members of Alberto's Harvard Law school class took out an ad in the
Washington Postexcoriating him for his outlaw abuse of power. The
Harvard Crimson further reports that there
was NO dissent whatsoever in this from members of that class, even
among those who for professional reasons could not sign on publicly."
A the time the following was written, Gonzales had not resigned, and
just as predicted, our brave white congressmen did NOTHING to speed the
process along. Had he not resigned, this Mexican gardener would
still be in his affirmative action position of attorney general of the
united states of america:

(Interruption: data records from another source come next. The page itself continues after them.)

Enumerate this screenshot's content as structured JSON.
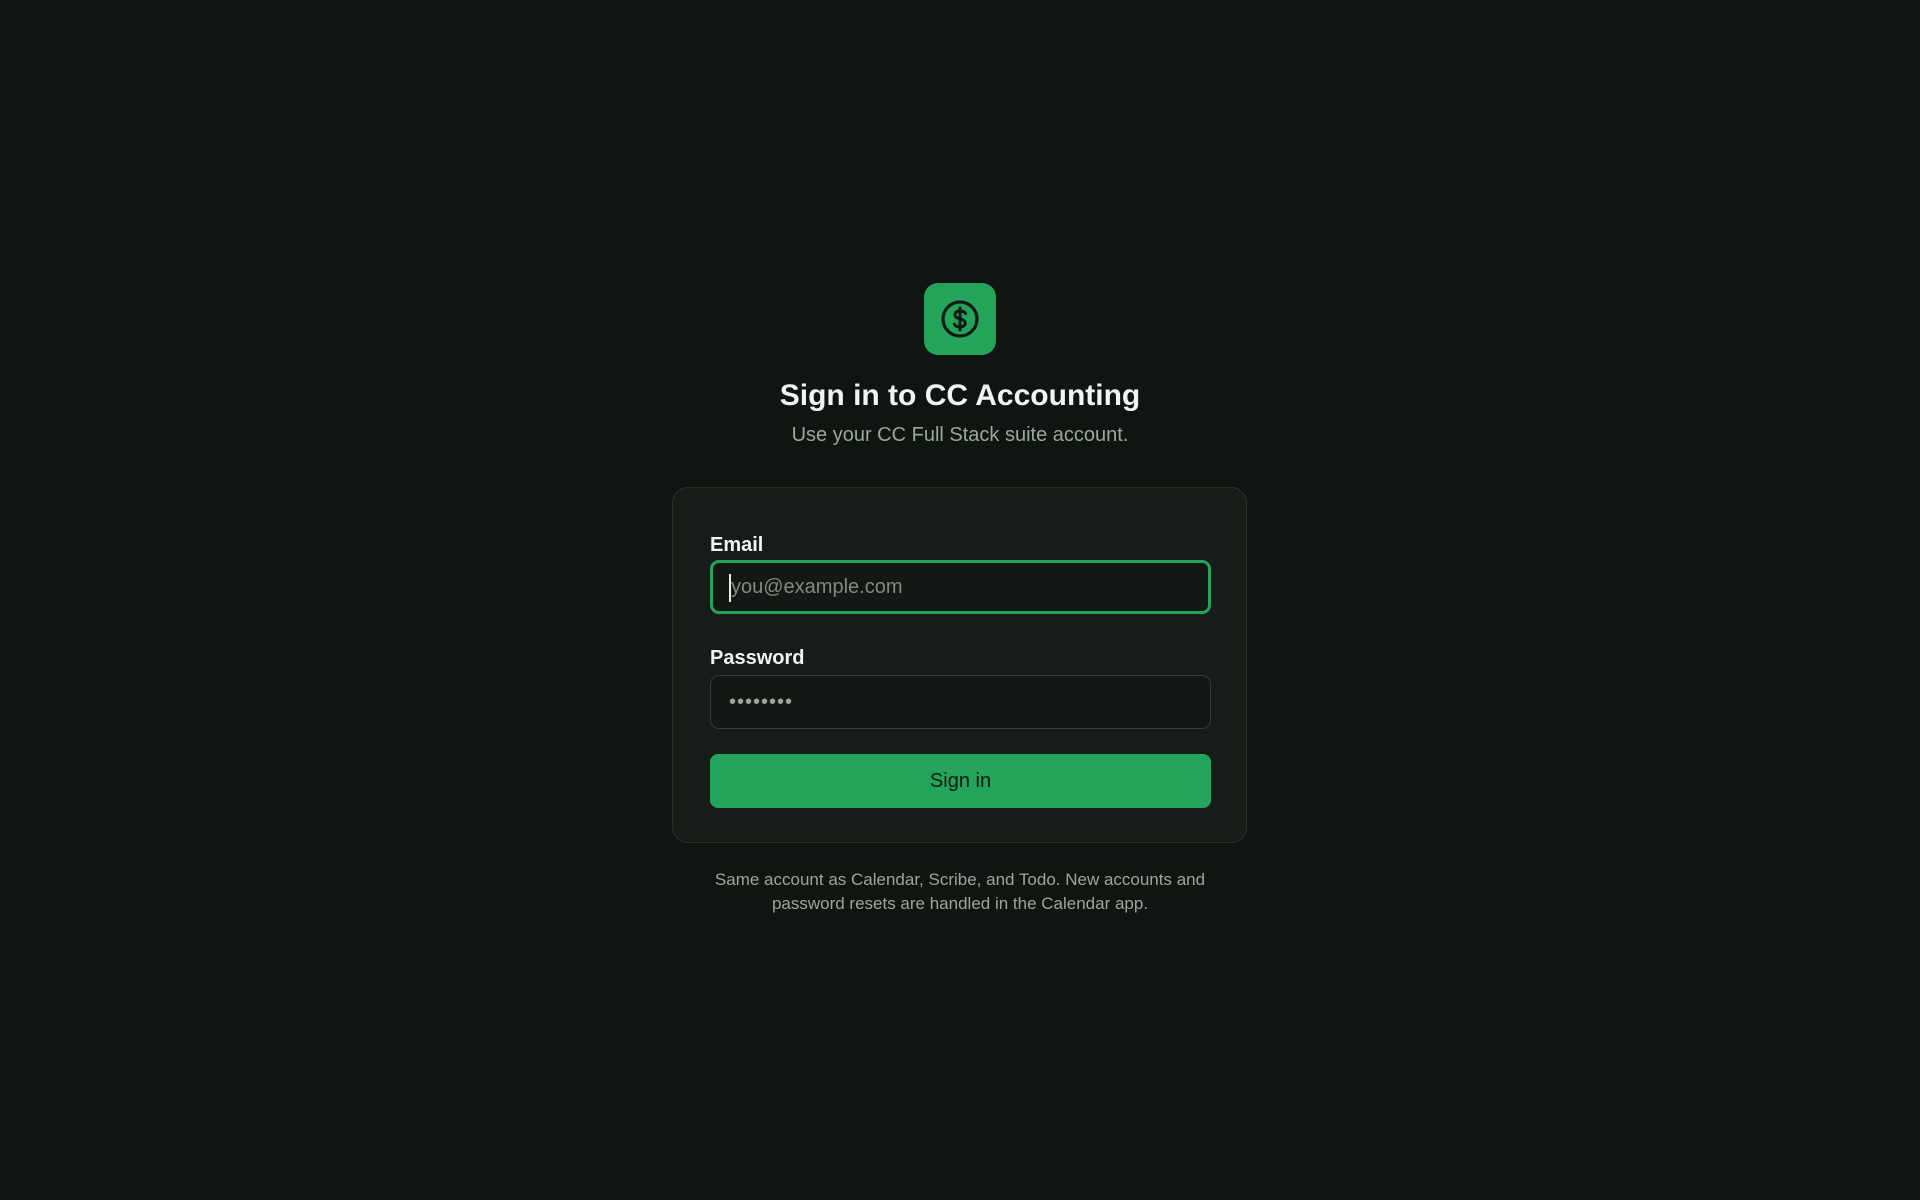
{
  "brand": {
    "logo_icon": "dollar-coin-icon",
    "accent_color": "#23a45a",
    "background_color": "#101512"
  },
  "header": {
    "title": "Sign in to CC Accounting",
    "subtitle": "Use your CC Full Stack suite account."
  },
  "form": {
    "email": {
      "label": "Email",
      "placeholder": "you@example.com",
      "value": ""
    },
    "password": {
      "label": "Password",
      "placeholder": "••••••••",
      "value": ""
    },
    "submit_label": "Sign in"
  },
  "footer": {
    "line1": "Same account as Calendar, Scribe, and Todo. New accounts and",
    "line2": "password resets are handled in the Calendar app."
  }
}
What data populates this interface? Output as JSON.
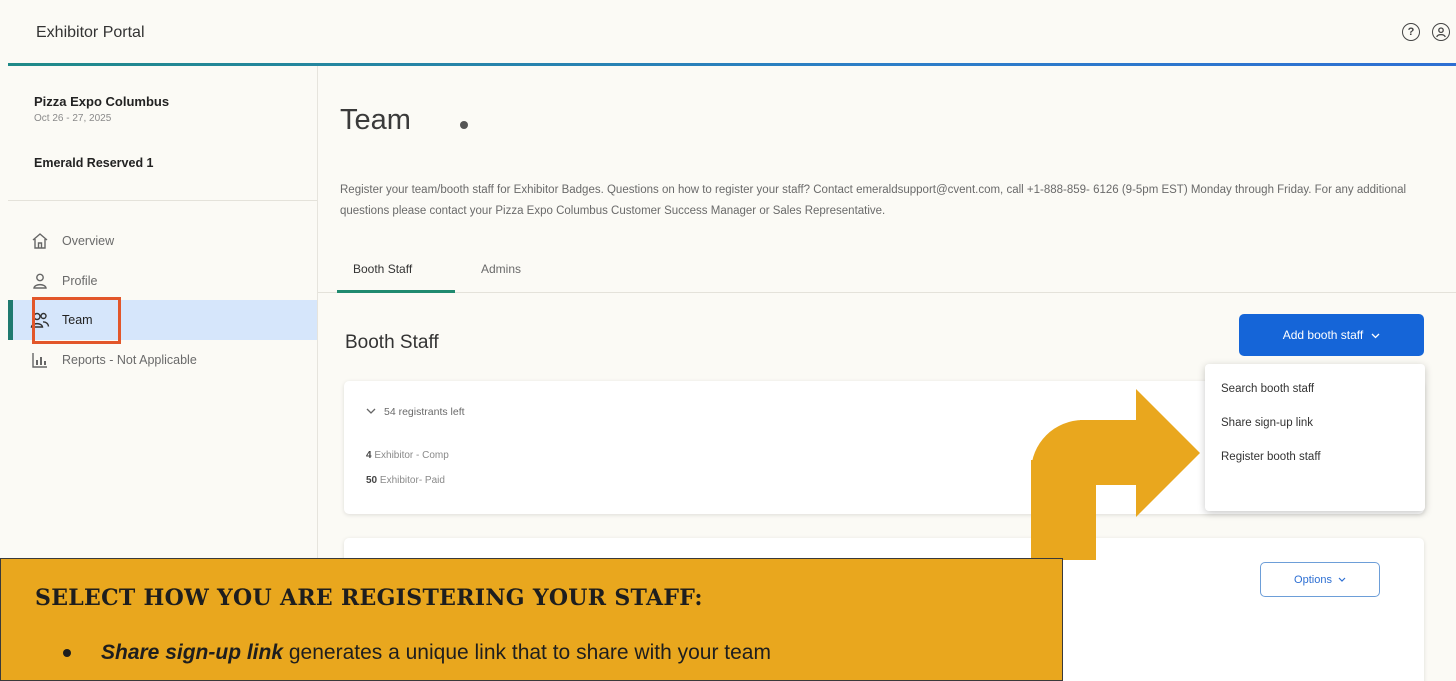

The finest attorney general affirmative
action can buy
This man's [I use the term "man" loosely in reference to latrinos]
breathtaking candor in his admission that the pristine spirit behind the
U.S. Constitution is way beyond his grasp proved once and for all that
this government was founded by our Founding Fathers ONLY for THEIR
posterity, which Gonzo is not. It's enough to make a White first
grader blush, or cry. We may never know if he LIED when he
claimed, or was just plain too STUPID to know how STUPID it is to
claim, he lived by the rule of law in the very same breath he claimed
the law applies neither to him nor the White House. His
Alice in Wonderland approach to law was exceeded only by his Alice in
Wonderland reasoning, wherein the Cheshire Cat is the final authority
and abstract justice can just take a hike.
His TREASON against the U.S. Constitution he SWORE to uphold would
have been a DEATH PENALTY to our Founding Fathers, in this country for
the vast majority of its existence, and to most civilized nations of the
world today. To over-reach the invasion of our privacy by IGNORING
a law which already over-reached the invasion of our privacy is a
- The Patriot Act ALREADY invades our privacy, UNNECESSARILY, and
makes a mockery of the blood spilt by our Founding Fathers.
- To EXCEED that is not simply unnecessary, it's a SLAP across the
Face of God.
- To have this done by an alien enemy foreign agent which all
Hispanics are must ENRAGE the White Race.
- To do this and then FLAGRANTLY LIE about it in front of the very
White men who are supposed to be representing us is a warning that
we must OUTLAW affirmative action, NOW.
- Our rule of law will be reduced to rubble when Congress fails to
hold this traitor accountable, as they inevitably will.